Pakistan's economy-- where is it headed?

As cash strapped Pakistan battles a steady deterioration in economic conditions, the Imran Khan government tabled the Finance (Supplementary) Bill 2021 – touted as a “mini budget” on Thursday. The Khan government is left with little choice as it seeks a $6 billion fresh bailout package from the International Monetary Fund (IMF). The country is currently battling multiple economic challenges including high inflation, weakening currency, thinning foreign exchange reserves and a rise in debt levels.

The bill tabled by the country’s finance minister Shaukat Tarin, is aimed at tightening fiscal measures of the country as it would put an end to several exemptions and subsidies while imposing fresh duties.

“The economic situation is so bad in Pakistan that it has been borrowing from multiple sources, the recent tranche coming from Saudi Arabia. The conditions for all these loans have been very stringent,” Anil Trigunayat former ambassador and Distinguished Fellow at Vivekananda International Foundation told India Narrative.

Earlier this month, Islamabad received a $3 billion loan from Saudi Arabia.

Also read: Have Pakistan’s Army Generals struck a deal with Nawaz Sharif to replace Imran Khan?

The IMF had earlier rejected the proposal for bailout on grounds of inadequate macroeconomic framework and rising uncertainty over the economic roadmap.

“Typically strategic autonomy does tend to get squeezed when a country borrows large amounts from multilateral agencies such as the World Bank and IMF but in Pakistan’s case there is no other way,” Trigunayat said.

With the passage of the bill, several items will become more expensive and this could directly hit the common man, who has already been hit by inflation.

Earlier, China which had provided financial assistance to Pakistan too declined to offer any further aid with the decline in Islamabad’s economic situation.

The World Bank emerged as the largest development partner for Pakistan in 2020-21. Its new commitments stood at $4.675 billion. This is followed by $952 million from the Islamic Development Bank, $902 million from the Asian Development Bank (ADB), and $326 from the Asian Infrastructure Investment Bank.

In 2020-21, Pakistan’s external debt stood at $85.6 billion—a 10 per cent increase over the previous year. In 2019-20, the country’s external debt was at $77.9 billion.

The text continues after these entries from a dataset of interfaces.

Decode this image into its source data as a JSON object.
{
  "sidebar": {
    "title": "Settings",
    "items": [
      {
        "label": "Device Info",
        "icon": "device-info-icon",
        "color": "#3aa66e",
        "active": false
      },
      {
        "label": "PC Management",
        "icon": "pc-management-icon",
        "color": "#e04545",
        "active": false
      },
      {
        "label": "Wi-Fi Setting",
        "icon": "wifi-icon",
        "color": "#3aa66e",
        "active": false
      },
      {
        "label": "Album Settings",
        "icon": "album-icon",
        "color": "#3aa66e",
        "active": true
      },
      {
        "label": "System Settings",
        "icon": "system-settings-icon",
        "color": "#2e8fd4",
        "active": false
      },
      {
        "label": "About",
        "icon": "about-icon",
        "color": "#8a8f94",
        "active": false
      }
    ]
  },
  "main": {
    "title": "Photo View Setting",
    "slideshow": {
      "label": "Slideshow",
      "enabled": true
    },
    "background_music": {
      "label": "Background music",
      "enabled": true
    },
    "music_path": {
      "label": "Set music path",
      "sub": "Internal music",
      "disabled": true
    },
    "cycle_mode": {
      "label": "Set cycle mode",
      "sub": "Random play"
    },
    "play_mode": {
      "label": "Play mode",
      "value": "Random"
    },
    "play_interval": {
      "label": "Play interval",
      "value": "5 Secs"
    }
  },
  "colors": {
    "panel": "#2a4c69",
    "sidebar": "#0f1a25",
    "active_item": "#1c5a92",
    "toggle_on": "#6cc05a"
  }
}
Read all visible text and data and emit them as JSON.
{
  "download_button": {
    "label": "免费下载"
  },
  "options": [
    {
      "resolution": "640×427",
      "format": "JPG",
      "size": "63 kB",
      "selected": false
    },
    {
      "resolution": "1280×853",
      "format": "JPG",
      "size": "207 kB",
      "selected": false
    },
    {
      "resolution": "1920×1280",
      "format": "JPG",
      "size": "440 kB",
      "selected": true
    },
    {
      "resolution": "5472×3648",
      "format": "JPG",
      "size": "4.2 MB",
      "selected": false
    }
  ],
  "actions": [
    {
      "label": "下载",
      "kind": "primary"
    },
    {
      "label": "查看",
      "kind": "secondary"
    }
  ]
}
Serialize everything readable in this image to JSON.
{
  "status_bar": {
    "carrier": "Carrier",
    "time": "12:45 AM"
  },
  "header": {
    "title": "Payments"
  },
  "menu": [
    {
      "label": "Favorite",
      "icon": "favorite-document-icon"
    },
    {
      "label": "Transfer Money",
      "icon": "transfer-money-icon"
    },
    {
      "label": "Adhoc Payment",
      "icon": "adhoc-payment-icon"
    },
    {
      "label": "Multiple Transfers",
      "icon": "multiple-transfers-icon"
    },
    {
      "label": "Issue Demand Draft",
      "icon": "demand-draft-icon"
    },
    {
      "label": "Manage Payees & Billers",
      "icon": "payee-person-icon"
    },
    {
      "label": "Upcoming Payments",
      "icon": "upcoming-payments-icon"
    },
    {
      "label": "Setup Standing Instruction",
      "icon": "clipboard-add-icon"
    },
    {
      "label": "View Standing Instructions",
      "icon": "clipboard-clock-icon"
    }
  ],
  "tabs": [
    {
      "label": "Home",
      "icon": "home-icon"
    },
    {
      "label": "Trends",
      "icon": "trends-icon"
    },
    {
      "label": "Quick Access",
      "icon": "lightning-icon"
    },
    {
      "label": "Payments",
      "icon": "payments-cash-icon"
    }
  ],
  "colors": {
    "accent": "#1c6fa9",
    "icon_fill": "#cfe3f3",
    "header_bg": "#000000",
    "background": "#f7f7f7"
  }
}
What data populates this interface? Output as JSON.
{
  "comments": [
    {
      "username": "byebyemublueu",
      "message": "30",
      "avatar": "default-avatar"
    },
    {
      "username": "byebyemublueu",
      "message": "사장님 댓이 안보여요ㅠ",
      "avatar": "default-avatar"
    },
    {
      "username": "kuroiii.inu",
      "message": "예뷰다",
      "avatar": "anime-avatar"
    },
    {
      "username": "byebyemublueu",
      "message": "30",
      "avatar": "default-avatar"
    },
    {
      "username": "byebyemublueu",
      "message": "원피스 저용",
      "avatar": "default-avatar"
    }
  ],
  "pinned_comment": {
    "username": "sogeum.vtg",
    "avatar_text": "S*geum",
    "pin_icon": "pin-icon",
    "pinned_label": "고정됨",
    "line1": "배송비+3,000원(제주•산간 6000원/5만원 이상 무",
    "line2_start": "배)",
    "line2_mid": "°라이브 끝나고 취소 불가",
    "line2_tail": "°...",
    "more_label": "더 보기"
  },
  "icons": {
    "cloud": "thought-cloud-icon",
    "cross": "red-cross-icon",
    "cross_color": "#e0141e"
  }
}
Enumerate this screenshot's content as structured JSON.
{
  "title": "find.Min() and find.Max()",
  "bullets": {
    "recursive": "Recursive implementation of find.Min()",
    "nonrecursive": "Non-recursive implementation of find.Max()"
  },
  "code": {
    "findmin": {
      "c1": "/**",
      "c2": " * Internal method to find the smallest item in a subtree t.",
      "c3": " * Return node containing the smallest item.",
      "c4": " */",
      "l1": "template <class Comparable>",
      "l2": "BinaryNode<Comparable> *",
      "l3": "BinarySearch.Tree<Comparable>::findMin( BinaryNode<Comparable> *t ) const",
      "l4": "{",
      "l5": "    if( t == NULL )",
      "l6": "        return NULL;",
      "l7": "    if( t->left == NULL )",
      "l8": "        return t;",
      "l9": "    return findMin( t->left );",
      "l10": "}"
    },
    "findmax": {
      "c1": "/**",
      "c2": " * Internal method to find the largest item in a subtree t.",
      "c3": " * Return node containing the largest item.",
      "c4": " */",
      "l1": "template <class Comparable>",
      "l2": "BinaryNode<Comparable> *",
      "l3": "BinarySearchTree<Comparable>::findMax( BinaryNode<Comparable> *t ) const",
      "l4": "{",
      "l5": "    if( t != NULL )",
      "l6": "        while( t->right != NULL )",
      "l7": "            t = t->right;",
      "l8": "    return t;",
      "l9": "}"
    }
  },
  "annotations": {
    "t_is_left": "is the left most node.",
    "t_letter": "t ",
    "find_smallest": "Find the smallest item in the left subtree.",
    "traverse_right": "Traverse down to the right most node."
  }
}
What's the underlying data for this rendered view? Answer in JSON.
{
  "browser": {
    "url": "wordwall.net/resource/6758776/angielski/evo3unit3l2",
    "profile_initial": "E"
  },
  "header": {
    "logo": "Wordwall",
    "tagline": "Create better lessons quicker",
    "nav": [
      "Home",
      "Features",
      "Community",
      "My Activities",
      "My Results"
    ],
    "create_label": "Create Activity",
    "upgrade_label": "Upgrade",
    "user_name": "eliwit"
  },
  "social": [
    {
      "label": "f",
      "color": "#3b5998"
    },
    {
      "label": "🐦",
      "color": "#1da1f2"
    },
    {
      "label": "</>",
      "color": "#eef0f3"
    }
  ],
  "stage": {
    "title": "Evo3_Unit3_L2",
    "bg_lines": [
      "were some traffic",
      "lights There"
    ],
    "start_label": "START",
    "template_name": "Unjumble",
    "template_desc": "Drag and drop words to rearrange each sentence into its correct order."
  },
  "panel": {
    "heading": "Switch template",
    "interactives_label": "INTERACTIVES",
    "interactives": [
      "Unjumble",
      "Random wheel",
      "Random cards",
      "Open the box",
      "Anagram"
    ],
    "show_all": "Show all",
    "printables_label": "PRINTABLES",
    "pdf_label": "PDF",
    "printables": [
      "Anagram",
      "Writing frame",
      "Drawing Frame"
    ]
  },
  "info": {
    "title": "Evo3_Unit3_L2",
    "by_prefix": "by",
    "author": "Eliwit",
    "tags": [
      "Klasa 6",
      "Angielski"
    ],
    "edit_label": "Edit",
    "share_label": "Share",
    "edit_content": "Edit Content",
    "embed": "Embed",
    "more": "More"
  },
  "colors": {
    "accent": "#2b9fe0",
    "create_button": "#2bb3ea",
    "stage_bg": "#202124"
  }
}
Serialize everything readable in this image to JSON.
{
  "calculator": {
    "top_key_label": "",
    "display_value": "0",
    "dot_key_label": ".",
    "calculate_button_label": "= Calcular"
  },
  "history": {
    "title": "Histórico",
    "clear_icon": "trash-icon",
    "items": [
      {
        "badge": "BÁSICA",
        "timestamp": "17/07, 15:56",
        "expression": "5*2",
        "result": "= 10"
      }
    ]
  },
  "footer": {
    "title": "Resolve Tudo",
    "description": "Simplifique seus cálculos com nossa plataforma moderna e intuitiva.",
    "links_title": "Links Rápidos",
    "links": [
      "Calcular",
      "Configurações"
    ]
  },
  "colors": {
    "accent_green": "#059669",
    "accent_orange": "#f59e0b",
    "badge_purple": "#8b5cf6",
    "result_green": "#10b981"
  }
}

Pakistan owes about $11.54 billion to the Paris Club lending countries that include $1.42 billion to Germany, $175 million to Italy, $5 million to the UK besides $403 million to Canada.